> **Exercise**: The answer must consist of every line from the entries that holds the word "Evergreen".

> **Provided records**:
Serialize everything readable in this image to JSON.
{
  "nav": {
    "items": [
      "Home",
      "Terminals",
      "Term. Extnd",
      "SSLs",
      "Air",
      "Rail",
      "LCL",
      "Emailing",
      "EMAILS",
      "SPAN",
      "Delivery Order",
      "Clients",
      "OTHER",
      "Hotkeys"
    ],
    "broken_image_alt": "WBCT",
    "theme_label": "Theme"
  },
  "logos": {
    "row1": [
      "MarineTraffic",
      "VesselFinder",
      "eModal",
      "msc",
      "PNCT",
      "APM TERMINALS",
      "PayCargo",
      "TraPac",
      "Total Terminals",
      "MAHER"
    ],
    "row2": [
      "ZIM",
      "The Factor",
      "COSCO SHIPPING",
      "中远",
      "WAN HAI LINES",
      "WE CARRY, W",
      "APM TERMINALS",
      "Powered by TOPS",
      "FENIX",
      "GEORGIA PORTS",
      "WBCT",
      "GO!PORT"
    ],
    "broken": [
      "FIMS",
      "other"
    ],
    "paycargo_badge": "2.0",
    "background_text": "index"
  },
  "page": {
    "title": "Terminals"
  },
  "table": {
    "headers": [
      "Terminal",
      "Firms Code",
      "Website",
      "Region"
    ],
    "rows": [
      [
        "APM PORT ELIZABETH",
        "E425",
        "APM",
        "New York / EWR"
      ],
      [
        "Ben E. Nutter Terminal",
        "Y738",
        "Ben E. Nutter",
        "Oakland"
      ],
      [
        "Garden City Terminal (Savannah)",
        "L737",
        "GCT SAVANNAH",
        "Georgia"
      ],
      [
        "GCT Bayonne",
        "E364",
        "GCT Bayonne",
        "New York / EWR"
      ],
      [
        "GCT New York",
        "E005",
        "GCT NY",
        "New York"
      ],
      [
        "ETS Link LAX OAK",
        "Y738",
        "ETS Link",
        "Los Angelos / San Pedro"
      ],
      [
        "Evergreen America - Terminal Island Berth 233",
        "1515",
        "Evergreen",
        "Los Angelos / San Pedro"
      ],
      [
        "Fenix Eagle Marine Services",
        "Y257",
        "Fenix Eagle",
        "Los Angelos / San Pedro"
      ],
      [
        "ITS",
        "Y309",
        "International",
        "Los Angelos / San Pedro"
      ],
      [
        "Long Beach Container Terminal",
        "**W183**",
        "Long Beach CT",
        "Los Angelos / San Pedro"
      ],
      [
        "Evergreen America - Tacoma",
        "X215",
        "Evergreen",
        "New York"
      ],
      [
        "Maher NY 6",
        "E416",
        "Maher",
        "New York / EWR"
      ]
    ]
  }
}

> **Your solution**:
        "Evergreen America - Terminal Island Berth 233",
        "Evergreen",
        "Evergreen America - Tacoma",
        "Evergreen",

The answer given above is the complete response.